Gerald Berg  •  Link

"trepanned several English ships" Core sampling to find where the wood comes from, as SC pointed out yesterday and TF today?

About Sunday 1 November 1668

Gerald Berg  •  Link

Not to forget the Windmill sawmill:

We've seen how being able to effectively split wood was important to earlier societies that aimed to build ships. Both riving and pit-sawing were effective ways to turn logs into the needed boards, but they were also highly time-consuming and laborious. For a country to win the naval race, they'd need a radical new production technology, something that would blow the competition away.

"Blow" is the right word, as it turns out. In 1594, an ingenious Dutchman invented something amazing: A wind-powered sawmill. Cornelis Corneliszoon, who described himself as "a poor farmer with wife and children" figured out that he could harness the power of the wind and attach it to a whipsaw to make it go up and down. He then added another gear to the crankshaft that would advance the material by means of what looks to be a rack and pinion.

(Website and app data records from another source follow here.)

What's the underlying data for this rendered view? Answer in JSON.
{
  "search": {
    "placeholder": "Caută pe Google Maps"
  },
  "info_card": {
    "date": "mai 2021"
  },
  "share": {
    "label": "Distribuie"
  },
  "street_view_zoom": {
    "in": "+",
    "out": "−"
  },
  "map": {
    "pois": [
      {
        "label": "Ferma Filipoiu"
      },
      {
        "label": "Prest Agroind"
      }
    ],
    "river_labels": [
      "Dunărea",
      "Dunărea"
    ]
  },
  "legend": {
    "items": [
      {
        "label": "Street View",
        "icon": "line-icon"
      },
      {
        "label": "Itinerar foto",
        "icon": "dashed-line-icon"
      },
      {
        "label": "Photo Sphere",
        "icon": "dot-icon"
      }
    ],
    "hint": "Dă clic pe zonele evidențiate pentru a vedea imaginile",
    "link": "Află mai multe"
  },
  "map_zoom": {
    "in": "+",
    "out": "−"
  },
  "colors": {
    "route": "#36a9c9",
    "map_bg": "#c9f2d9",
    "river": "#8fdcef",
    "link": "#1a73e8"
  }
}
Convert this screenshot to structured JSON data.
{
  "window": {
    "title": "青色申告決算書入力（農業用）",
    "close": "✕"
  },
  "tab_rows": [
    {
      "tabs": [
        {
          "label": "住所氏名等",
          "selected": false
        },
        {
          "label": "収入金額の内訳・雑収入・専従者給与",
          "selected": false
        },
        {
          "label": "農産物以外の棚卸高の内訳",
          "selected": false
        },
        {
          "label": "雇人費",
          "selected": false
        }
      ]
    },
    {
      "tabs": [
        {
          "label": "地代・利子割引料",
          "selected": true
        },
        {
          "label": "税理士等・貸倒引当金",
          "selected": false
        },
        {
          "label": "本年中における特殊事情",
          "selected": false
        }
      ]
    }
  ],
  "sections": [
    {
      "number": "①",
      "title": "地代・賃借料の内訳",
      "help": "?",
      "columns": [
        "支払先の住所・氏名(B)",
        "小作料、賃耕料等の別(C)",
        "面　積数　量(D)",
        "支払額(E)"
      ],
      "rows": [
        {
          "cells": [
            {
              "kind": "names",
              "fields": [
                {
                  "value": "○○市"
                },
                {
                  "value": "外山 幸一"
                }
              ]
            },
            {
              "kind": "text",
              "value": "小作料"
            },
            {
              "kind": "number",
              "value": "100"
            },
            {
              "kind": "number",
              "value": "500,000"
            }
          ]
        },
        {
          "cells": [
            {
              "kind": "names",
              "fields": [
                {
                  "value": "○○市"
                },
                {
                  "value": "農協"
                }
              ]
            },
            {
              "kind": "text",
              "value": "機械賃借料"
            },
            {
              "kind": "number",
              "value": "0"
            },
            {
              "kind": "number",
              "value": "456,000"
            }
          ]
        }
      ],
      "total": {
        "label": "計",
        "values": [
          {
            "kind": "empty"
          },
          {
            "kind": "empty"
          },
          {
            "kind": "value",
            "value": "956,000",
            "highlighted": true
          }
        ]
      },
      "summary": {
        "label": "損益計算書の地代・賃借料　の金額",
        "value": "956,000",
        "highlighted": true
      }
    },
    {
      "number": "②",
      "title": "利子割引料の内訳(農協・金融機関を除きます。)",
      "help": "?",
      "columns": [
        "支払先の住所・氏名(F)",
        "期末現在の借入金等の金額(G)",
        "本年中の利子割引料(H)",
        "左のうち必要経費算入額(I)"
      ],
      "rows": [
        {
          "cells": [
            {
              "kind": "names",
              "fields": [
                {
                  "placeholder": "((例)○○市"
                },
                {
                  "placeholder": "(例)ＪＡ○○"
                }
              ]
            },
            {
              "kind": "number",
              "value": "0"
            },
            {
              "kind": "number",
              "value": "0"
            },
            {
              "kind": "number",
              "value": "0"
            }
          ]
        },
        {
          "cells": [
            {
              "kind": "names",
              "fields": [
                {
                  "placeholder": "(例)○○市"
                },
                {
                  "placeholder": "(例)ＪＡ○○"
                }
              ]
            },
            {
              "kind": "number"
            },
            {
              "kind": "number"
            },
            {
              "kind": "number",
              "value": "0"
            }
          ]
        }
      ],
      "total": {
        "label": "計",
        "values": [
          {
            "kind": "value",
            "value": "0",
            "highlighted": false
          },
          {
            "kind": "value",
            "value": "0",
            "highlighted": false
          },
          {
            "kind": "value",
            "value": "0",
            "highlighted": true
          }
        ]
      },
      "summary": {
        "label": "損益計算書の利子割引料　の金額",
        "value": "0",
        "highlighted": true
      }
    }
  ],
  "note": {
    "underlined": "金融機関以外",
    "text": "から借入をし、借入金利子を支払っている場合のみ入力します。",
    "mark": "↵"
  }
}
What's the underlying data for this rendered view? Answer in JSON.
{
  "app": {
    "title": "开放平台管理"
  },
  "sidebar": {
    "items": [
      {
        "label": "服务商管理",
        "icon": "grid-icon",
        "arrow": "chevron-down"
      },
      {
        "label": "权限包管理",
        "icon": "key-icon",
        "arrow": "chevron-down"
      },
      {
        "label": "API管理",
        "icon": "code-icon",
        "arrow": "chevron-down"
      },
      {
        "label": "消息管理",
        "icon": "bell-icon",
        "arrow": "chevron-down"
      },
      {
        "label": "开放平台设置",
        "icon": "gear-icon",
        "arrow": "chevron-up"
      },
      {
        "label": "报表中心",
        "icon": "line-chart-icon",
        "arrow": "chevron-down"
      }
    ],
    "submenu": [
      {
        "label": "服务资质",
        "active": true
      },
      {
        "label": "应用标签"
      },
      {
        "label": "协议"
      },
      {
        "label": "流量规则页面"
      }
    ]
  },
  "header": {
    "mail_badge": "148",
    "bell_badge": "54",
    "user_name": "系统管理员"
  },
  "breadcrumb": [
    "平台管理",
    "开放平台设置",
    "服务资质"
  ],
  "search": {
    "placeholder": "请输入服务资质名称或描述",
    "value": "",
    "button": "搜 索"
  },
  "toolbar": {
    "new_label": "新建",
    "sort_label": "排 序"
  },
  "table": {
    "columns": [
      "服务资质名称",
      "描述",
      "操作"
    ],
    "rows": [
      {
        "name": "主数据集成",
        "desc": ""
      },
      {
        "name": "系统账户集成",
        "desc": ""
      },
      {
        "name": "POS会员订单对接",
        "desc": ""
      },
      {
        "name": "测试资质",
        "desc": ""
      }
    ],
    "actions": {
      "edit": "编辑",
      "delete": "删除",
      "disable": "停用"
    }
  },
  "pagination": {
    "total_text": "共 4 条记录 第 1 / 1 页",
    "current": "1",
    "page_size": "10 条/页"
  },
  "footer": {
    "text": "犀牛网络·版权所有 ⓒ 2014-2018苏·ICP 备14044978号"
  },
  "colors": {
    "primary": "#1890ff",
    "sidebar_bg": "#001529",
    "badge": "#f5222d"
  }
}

Here is the drawing from the patent granted to Corneliszoon in 1597:

The result of Corneliszoon's invention was much faster sawing, without the calorie-burning. Men were still needed to maintain the machine's operation, of course, but the merits of the design were so obvious that others immediately began copying it (leading Corneliszoon to finally apply for a patent three years later).

The importance of the the wind-powered sawmill taking off in the Netherlands cannot be understated. Wood production didn't double, triple or quadruple; it grew by a factor of thirty, or 3,000%. It was all in the time savings: Using the pit-saw method, sawyers could process 60 logs over a span of 120 days. Using a wind-powered sawmill, they could break down 60 logs in four or five days. What used to take four months now took less than a week.

About Sunday 11 October 1668

Gerald Berg  •  Link

Ahh, that last sentence combining his classic immediacy with tumbling confusion. "All alone" he says, with his wife but maybe he meant all alone with Hewer? Anyways, not alone. And then, has a merry time with a dead man's family? No wait, he meant Mr. Turner et al. Awkwardly constructed but allows us to see him in his coach of experience. Creates an excitement, a sort of breathlessness.